Nature Communications article “Antarctic evidence for an abrupt northward shift of the Southern Hemisphere westerlies at 32 ka BP” by an international team led by Venugopal (GNS and Victoria University Wellington, New Zealand) including CCI Director P.A. Mayewski
Antarctic evidence for an abrupt northward shift of the Southern Hemisphere westerlies at 32 ka BP
Nature Communications volume 14, Article number: 5432 (2023)

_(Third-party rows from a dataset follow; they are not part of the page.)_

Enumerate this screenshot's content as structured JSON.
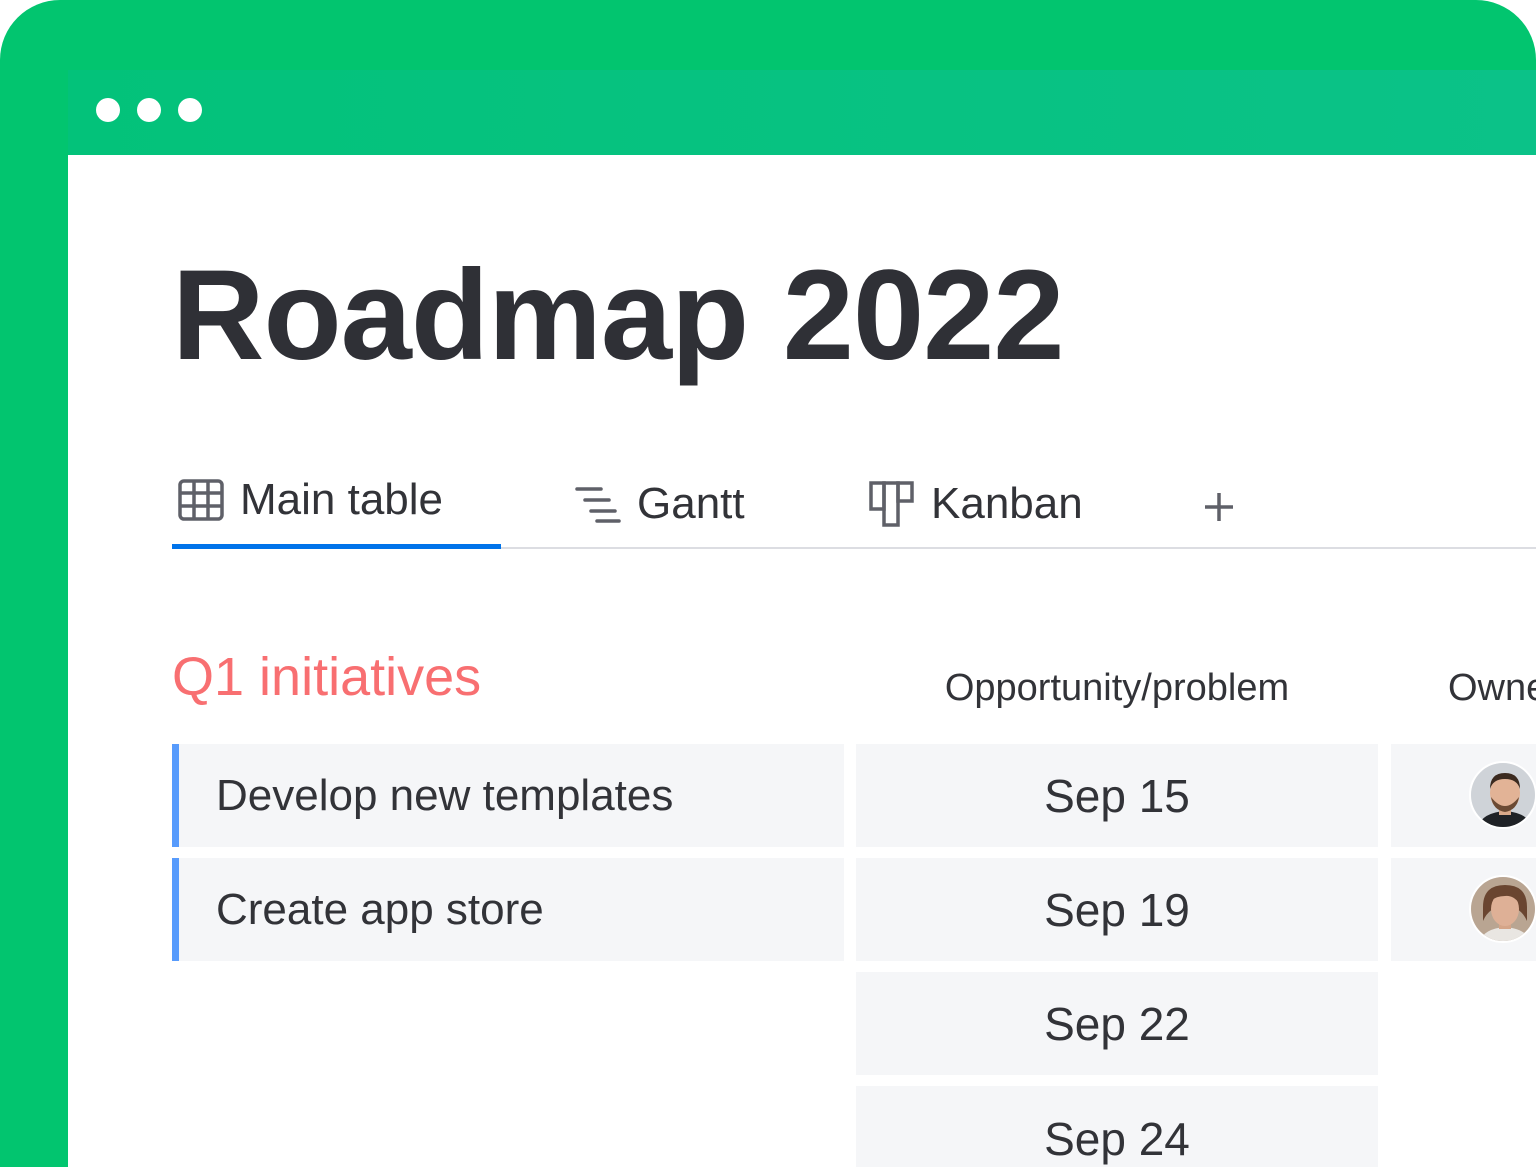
{
  "window": {
    "accent": "#02c56f",
    "dots": [
      "dot",
      "dot",
      "dot"
    ]
  },
  "page": {
    "title": "Roadmap 2022"
  },
  "tabs": [
    {
      "label": "Main table",
      "icon": "table-icon",
      "active": true
    },
    {
      "label": "Gantt",
      "icon": "gantt-icon",
      "active": false
    },
    {
      "label": "Kanban",
      "icon": "kanban-icon",
      "active": false
    }
  ],
  "add_view": {
    "label": "+",
    "icon": "plus-icon"
  },
  "group": {
    "title": "Q1 initiatives",
    "color": "#f86f71"
  },
  "columns": {
    "opportunity": "Opportunity/problem",
    "owner": "Owne"
  },
  "rows": [
    {
      "item": "Develop new templates",
      "date": "Sep 15",
      "owner": "avatar-man"
    },
    {
      "item": "Create app store",
      "date": "Sep 19",
      "owner": "avatar-woman"
    },
    {
      "item": "",
      "date": "Sep 22",
      "owner": ""
    },
    {
      "item": "",
      "date": "Sep 24",
      "owner": ""
    }
  ],
  "colors": {
    "active_tab": "#0073ea",
    "row_indicator": "#579bfc",
    "row_background": "#f5f6f8",
    "text": "#323338"
  }
}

High-resolution ice core records from coastal Antarctica are particularly useful to inform our understanding of environmental changes and their drivers. Here, we present a decadally resolved record of sea-salt sodium (a proxy for open-ocean area) and non-sea salt calcium (a proxy for continental dust) from the well-dated Roosevelt Island Climate Evolution (RICE) core, focusing on the time period between 40–26 ka BP. The RICE dust record exhibits an abrupt shift towards a higher mean dust concentration at 32 ka BP. Investigating existing ice-core records, we find this shift is a prominent feature across Antarctica. We propose that this shift is linked to an equatorward displacement of Southern Hemisphere westerly winds. Subsequent to the wind shift, data suggest a weakening of Southern Ocean upwelling and a decline of atmospheric CO2 to lower glacial values, hence making this shift an important glacial climate event with potentially important insights for future projections.